--- INSTRUCTIONS FOR THE TASK ---
Once the records below have been read, copy them all out exactly.

--- THE DATA ---
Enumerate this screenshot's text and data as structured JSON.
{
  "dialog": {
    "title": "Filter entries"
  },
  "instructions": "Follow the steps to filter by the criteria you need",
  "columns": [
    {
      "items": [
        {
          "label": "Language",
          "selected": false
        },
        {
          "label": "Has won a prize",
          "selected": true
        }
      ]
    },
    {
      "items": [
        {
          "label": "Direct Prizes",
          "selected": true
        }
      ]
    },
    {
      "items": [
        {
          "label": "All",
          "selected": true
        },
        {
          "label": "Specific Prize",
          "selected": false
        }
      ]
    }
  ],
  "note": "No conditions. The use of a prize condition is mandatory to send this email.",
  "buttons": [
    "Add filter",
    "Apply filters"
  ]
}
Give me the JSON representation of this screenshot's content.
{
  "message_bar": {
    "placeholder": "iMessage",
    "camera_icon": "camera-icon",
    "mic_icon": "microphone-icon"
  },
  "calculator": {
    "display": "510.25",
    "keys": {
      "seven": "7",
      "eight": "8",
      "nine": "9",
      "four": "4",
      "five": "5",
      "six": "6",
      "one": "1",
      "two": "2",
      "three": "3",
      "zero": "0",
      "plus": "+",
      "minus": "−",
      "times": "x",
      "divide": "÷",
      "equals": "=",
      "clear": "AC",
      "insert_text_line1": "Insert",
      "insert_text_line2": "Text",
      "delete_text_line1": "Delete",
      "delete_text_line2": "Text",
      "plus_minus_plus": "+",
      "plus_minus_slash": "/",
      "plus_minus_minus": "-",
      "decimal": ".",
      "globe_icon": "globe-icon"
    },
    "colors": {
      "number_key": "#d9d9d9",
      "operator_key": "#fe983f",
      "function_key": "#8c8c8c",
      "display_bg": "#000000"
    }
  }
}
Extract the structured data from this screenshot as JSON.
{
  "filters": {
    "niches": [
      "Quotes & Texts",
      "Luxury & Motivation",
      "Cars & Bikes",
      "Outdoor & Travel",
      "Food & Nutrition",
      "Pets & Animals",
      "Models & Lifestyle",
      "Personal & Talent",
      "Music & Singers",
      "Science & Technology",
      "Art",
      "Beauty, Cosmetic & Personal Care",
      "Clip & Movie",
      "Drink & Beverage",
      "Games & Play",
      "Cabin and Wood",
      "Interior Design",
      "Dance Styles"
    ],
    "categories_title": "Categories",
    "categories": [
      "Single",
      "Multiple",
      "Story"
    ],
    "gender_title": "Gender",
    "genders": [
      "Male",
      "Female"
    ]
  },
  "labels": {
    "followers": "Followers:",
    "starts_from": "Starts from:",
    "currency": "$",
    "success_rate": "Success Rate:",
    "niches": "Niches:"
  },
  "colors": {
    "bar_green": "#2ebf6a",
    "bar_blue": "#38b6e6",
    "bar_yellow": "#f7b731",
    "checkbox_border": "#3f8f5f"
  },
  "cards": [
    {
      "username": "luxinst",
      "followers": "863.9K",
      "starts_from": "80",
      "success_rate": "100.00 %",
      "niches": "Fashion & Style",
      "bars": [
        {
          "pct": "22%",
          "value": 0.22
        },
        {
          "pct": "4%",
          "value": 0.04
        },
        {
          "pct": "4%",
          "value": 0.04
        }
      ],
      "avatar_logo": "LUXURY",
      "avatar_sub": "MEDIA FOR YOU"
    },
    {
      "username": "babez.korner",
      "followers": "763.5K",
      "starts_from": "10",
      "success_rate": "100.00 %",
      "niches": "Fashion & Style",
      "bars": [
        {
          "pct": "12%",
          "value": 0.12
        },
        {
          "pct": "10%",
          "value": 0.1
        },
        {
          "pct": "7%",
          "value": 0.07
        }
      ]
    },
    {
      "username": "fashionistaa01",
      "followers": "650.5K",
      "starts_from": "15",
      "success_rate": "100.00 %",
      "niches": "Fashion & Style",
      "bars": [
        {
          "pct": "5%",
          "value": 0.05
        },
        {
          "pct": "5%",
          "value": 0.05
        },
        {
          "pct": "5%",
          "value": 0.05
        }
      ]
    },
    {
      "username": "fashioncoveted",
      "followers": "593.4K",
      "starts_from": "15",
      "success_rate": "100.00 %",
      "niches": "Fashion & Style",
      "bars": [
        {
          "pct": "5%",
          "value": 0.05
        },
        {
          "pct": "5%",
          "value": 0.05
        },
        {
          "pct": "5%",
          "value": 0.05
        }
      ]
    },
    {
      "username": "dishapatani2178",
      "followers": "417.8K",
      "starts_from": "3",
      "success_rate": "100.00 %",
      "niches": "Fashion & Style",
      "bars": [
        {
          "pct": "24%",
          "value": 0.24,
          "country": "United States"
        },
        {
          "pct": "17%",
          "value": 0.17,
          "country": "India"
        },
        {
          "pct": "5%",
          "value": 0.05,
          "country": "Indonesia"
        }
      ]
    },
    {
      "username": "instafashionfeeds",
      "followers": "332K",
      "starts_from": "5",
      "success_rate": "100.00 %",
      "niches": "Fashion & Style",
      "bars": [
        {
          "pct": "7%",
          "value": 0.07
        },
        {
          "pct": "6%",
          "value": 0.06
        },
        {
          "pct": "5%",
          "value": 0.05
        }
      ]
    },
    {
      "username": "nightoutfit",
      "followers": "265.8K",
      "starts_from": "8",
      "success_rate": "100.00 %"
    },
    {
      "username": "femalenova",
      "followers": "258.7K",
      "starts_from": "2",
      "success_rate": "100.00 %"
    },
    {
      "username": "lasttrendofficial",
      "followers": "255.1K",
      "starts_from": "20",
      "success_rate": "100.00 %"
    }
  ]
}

--- FINISHED TASK ---
Enumerate this screenshot's text and data as structured JSON.
{
  "dialog": {
    "title": "Filter entries"
  },
  "instructions": "Follow the steps to filter by the criteria you need",
  "columns": [
    {
      "items": [
        {
          "label": "Language",
          "selected": false
        },
        {
          "label": "Has won a prize",
          "selected": true
        }
      ]
    },
    {
      "items": [
        {
          "label": "Direct Prizes",
          "selected": true
        }
      ]
    },
    {
      "items": [
        {
          "label": "All",
          "selected": true
        },
        {
          "label": "Specific Prize",
          "selected": false
        }
      ]
    }
  ],
  "note": "No conditions. The use of a prize condition is mandatory to send this email.",
  "buttons": [
    "Add filter",
    "Apply filters"
  ]
}
Give me the JSON representation of this screenshot's content.
{
  "message_bar": {
    "placeholder": "iMessage",
    "camera_icon": "camera-icon",
    "mic_icon": "microphone-icon"
  },
  "calculator": {
    "display": "510.25",
    "keys": {
      "seven": "7",
      "eight": "8",
      "nine": "9",
      "four": "4",
      "five": "5",
      "six": "6",
      "one": "1",
      "two": "2",
      "three": "3",
      "zero": "0",
      "plus": "+",
      "minus": "−",
      "times": "x",
      "divide": "÷",
      "equals": "=",
      "clear": "AC",
      "insert_text_line1": "Insert",
      "insert_text_line2": "Text",
      "delete_text_line1": "Delete",
      "delete_text_line2": "Text",
      "plus_minus_plus": "+",
      "plus_minus_slash": "/",
      "plus_minus_minus": "-",
      "decimal": ".",
      "globe_icon": "globe-icon"
    },
    "colors": {
      "number_key": "#d9d9d9",
      "operator_key": "#fe983f",
      "function_key": "#8c8c8c",
      "display_bg": "#000000"
    }
  }
}
Extract the structured data from this screenshot as JSON.
{
  "filters": {
    "niches": [
      "Quotes & Texts",
      "Luxury & Motivation",
      "Cars & Bikes",
      "Outdoor & Travel",
      "Food & Nutrition",
      "Pets & Animals",
      "Models & Lifestyle",
      "Personal & Talent",
      "Music & Singers",
      "Science & Technology",
      "Art",
      "Beauty, Cosmetic & Personal Care",
      "Clip & Movie",
      "Drink & Beverage",
      "Games & Play",
      "Cabin and Wood",
      "Interior Design",
      "Dance Styles"
    ],
    "categories_title": "Categories",
    "categories": [
      "Single",
      "Multiple",
      "Story"
    ],
    "gender_title": "Gender",
    "genders": [
      "Male",
      "Female"
    ]
  },
  "labels": {
    "followers": "Followers:",
    "starts_from": "Starts from:",
    "currency": "$",
    "success_rate": "Success Rate:",
    "niches": "Niches:"
  },
  "colors": {
    "bar_green": "#2ebf6a",
    "bar_blue": "#38b6e6",
    "bar_yellow": "#f7b731",
    "checkbox_border": "#3f8f5f"
  },
  "cards": [
    {
      "username": "luxinst",
      "followers": "863.9K",
      "starts_from": "80",
      "success_rate": "100.00 %",
      "niches": "Fashion & Style",
      "bars": [
        {
          "pct": "22%",
          "value": 0.22
        },
        {
          "pct": "4%",
          "value": 0.04
        },
        {
          "pct": "4%",
          "value": 0.04
        }
      ],
      "avatar_logo": "LUXURY",
      "avatar_sub": "MEDIA FOR YOU"
    },
    {
      "username": "babez.korner",
      "followers": "763.5K",
      "starts_from": "10",
      "success_rate": "100.00 %",
      "niches": "Fashion & Style",
      "bars": [
        {
          "pct": "12%",
          "value": 0.12
        },
        {
          "pct": "10%",
          "value": 0.1
        },
        {
          "pct": "7%",
          "value": 0.07
        }
      ]
    },
    {
      "username": "fashionistaa01",
      "followers": "650.5K",
      "starts_from": "15",
      "success_rate": "100.00 %",
      "niches": "Fashion & Style",
      "bars": [
        {
          "pct": "5%",
          "value": 0.05
        },
        {
          "pct": "5%",
          "value": 0.05
        },
        {
          "pct": "5%",
          "value": 0.05
        }
      ]
    },
    {
      "username": "fashioncoveted",
      "followers": "593.4K",
      "starts_from": "15",
      "success_rate": "100.00 %",
      "niches": "Fashion & Style",
      "bars": [
        {
          "pct": "5%",
          "value": 0.05
        },
        {
          "pct": "5%",
          "value": 0.05
        },
        {
          "pct": "5%",
          "value": 0.05
        }
      ]
    },
    {
      "username": "dishapatani2178",
      "followers": "417.8K",
      "starts_from": "3",
      "success_rate": "100.00 %",
      "niches": "Fashion & Style",
      "bars": [
        {
          "pct": "24%",
          "value": 0.24,
          "country": "United States"
        },
        {
          "pct": "17%",
          "value": 0.17,
          "country": "India"
        },
        {
          "pct": "5%",
          "value": 0.05,
          "country": "Indonesia"
        }
      ]
    },
    {
      "username": "instafashionfeeds",
      "followers": "332K",
      "starts_from": "5",
      "success_rate": "100.00 %",
      "niches": "Fashion & Style",
      "bars": [
        {
          "pct": "7%",
          "value": 0.07
        },
        {
          "pct": "6%",
          "value": 0.06
        },
        {
          "pct": "5%",
          "value": 0.05
        }
      ]
    },
    {
      "username": "nightoutfit",
      "followers": "265.8K",
      "starts_from": "8",
      "success_rate": "100.00 %"
    },
    {
      "username": "femalenova",
      "followers": "258.7K",
      "starts_from": "2",
      "success_rate": "100.00 %"
    },
    {
      "username": "lasttrendofficial",
      "followers": "255.1K",
      "starts_from": "20",
      "success_rate": "100.00 %"
    }
  ]
}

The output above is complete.